> _Task instructions_:
Locate every line below that contains the word "phoneNumber" and copy it.

══ Material provided

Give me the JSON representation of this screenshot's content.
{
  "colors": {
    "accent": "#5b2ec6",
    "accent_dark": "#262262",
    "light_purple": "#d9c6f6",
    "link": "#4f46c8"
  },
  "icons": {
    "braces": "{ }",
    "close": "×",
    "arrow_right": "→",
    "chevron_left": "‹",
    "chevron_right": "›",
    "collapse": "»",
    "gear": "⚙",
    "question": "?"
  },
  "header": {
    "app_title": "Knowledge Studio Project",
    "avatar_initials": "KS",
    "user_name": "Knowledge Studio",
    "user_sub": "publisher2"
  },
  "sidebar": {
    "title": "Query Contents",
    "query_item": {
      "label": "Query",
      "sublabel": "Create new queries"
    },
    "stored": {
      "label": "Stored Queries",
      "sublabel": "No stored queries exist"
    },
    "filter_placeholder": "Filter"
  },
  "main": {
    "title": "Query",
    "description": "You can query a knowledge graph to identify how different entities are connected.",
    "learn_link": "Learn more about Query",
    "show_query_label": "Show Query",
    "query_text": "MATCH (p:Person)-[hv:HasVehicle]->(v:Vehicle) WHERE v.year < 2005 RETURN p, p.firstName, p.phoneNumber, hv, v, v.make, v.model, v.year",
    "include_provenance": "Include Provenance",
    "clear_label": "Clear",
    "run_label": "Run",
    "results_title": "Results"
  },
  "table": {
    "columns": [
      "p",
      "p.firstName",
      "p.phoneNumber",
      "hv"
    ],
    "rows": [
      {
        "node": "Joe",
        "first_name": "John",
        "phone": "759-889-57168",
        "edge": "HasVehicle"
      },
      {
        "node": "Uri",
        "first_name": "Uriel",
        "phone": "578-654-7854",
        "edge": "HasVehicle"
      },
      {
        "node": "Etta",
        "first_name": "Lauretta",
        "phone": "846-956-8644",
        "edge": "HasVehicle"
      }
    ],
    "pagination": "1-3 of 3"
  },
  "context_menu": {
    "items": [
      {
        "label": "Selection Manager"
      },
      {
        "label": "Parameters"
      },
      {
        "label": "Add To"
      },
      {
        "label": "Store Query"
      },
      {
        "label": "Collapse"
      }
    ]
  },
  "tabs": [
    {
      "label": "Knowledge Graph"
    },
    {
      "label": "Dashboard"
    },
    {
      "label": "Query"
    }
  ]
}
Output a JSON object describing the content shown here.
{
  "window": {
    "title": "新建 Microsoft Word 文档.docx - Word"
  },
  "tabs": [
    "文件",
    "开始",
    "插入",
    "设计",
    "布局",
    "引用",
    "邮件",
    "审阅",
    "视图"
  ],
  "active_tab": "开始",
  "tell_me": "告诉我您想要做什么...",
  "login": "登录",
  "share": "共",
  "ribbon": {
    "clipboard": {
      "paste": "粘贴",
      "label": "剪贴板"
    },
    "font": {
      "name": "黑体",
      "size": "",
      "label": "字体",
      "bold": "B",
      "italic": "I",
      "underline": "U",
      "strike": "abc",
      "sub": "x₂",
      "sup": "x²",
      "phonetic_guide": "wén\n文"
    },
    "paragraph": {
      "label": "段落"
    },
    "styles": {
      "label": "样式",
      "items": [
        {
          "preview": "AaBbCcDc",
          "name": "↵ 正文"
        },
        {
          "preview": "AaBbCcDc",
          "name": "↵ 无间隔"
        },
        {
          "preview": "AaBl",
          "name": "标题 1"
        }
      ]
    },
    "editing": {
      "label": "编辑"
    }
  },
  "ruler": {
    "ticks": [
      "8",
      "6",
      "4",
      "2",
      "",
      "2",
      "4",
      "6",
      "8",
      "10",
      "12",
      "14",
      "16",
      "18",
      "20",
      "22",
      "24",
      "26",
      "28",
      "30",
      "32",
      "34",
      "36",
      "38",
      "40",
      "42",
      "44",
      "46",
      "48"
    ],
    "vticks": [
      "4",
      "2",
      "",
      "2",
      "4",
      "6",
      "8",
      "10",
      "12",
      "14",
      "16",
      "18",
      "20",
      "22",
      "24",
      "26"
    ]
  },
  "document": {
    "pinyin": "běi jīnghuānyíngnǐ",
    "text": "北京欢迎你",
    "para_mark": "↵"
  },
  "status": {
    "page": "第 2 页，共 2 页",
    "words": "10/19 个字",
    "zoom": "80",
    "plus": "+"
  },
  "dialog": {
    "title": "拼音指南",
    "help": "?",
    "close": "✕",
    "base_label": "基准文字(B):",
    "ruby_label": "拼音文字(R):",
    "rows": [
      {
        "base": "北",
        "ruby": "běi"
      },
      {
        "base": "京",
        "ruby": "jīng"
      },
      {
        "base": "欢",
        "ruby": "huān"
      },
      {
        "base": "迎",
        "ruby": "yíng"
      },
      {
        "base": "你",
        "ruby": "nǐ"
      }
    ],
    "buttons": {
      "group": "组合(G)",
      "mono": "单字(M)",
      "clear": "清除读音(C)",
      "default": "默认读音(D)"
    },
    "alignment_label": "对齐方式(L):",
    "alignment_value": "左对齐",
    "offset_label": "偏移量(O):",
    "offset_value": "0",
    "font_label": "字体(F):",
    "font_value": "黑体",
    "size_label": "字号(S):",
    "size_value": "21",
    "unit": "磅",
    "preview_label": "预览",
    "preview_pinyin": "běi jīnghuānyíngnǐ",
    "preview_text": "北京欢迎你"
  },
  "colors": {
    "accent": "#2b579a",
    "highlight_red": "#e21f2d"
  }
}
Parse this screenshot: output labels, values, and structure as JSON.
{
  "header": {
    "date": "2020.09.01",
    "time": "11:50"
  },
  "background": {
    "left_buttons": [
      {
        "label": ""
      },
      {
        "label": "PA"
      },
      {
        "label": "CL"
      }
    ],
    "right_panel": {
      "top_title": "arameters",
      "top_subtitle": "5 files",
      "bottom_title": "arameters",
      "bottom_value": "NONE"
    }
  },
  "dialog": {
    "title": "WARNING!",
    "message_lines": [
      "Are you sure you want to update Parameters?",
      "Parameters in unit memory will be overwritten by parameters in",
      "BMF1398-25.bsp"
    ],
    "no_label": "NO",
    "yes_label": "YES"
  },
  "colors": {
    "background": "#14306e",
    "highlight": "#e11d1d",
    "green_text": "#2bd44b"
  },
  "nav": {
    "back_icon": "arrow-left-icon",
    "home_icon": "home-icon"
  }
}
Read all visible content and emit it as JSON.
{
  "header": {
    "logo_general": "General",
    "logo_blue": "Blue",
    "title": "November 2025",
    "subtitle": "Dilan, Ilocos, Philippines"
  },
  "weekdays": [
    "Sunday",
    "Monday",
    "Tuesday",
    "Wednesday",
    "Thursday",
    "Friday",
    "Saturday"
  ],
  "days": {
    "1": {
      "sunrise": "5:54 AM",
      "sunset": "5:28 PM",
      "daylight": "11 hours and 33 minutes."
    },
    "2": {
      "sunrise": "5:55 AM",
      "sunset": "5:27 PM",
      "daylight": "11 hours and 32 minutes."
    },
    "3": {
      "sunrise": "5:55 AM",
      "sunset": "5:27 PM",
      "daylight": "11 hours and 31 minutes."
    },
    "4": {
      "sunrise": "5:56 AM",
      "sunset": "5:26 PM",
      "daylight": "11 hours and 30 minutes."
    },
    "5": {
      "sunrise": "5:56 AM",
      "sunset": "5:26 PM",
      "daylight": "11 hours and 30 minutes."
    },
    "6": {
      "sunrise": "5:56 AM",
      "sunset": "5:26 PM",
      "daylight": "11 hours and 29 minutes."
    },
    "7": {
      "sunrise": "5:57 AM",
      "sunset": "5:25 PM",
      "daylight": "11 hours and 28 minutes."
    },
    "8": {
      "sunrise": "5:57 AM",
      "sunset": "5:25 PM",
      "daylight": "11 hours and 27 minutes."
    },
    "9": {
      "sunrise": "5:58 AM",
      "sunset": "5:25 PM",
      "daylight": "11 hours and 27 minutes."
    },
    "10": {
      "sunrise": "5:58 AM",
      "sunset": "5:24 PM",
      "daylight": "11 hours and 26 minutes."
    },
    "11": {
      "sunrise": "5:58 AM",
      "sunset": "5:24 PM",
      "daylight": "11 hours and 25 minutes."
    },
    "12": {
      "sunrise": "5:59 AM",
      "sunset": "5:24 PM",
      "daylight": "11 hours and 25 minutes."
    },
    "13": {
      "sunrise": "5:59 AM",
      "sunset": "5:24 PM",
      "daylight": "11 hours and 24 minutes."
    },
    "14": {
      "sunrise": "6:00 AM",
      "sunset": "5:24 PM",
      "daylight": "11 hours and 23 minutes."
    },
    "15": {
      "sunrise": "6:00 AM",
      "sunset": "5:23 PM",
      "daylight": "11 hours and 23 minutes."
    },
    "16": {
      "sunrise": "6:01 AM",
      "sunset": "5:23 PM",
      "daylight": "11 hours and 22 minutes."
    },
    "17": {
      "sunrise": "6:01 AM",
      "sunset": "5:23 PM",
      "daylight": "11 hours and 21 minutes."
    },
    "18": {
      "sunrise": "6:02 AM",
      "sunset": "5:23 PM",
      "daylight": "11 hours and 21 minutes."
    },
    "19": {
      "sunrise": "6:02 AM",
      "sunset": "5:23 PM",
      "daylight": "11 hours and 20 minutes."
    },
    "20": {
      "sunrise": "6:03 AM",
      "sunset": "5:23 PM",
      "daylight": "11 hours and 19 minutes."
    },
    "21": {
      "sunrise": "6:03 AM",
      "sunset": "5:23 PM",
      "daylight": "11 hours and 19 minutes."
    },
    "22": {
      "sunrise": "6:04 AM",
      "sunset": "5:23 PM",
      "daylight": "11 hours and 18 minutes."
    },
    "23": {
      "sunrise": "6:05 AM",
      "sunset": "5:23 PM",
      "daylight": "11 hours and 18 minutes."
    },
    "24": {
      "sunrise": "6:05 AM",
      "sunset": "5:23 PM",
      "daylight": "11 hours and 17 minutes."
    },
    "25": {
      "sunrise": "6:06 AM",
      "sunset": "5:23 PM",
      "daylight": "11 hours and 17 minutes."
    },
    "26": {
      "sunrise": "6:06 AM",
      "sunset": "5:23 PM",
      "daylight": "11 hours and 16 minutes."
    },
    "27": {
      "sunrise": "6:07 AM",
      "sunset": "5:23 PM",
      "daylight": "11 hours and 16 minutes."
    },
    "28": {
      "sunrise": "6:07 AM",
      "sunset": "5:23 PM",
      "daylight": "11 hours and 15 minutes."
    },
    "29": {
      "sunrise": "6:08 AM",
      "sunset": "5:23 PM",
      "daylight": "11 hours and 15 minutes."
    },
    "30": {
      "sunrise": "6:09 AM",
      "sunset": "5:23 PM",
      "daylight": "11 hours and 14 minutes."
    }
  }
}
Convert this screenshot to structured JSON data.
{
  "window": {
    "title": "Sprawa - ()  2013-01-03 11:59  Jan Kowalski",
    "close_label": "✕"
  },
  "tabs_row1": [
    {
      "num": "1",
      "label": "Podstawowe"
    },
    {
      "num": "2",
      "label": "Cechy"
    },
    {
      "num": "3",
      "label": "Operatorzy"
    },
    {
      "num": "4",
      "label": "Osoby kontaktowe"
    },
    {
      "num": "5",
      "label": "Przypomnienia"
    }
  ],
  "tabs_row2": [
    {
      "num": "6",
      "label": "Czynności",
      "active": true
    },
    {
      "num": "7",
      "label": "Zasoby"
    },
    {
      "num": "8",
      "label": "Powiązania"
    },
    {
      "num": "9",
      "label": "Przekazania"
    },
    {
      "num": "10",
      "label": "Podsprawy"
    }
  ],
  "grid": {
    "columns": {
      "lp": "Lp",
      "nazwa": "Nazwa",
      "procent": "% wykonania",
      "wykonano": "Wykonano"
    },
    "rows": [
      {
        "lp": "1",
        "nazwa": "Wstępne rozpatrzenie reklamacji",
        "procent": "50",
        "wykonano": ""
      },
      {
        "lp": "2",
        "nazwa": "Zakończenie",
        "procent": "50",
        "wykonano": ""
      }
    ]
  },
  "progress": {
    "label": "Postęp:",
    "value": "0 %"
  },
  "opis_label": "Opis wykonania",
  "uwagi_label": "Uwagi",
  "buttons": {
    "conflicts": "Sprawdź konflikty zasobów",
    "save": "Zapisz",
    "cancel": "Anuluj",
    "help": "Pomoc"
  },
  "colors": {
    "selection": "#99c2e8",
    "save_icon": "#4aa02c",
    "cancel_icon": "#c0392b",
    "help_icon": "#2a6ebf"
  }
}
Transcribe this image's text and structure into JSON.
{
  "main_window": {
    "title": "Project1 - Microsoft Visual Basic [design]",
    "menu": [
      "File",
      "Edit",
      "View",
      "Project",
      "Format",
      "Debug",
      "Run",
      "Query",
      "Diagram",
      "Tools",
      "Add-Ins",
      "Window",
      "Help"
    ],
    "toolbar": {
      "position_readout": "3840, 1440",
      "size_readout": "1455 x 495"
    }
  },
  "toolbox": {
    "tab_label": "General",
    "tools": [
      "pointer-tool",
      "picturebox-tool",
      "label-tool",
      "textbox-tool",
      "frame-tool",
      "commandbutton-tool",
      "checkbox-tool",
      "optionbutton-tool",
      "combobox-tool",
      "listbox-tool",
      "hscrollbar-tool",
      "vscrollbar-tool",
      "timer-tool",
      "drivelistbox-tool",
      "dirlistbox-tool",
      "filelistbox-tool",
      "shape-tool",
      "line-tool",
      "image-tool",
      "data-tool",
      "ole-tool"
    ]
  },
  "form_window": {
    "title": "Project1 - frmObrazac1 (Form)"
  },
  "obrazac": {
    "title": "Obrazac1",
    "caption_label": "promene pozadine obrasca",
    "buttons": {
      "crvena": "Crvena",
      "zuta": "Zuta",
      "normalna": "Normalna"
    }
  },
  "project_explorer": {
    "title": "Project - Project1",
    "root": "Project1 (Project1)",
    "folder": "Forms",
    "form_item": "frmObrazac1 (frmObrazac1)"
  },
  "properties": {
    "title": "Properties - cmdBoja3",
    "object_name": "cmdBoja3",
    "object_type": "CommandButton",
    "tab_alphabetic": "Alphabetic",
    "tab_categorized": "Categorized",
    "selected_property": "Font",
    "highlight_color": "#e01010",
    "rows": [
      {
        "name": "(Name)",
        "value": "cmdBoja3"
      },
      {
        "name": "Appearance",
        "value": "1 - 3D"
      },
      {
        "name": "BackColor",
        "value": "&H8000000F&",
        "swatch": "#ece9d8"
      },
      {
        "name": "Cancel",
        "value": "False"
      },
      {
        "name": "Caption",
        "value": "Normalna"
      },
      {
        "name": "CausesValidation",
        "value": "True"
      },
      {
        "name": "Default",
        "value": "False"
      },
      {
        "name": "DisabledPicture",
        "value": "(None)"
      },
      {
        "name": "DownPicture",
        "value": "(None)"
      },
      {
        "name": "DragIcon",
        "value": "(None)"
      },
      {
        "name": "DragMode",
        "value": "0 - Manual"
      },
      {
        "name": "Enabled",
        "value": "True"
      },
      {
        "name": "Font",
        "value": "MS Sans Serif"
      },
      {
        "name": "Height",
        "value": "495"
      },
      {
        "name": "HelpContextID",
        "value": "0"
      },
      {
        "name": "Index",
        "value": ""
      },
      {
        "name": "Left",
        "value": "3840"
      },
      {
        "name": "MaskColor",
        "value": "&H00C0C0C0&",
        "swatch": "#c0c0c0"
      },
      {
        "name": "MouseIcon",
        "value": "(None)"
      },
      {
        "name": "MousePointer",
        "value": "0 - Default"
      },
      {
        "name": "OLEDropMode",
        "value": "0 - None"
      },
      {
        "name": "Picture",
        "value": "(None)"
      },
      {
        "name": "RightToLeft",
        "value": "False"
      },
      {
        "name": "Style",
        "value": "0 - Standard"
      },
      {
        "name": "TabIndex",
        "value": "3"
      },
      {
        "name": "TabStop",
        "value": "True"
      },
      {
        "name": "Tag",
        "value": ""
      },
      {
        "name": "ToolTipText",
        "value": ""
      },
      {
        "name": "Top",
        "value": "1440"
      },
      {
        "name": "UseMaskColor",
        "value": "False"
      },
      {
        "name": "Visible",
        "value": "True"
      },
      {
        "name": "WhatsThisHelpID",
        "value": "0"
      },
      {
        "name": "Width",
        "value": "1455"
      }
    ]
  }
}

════

> _Answer box_:
    "query_text": "MATCH (p:Person)-[hv:HasVehicle]->(v:Vehicle) WHERE v.year < 2005 RETURN p, p.firstName, p.phoneNumber, hv, v, v.make, v.model, v.year",
      "p.phoneNumber",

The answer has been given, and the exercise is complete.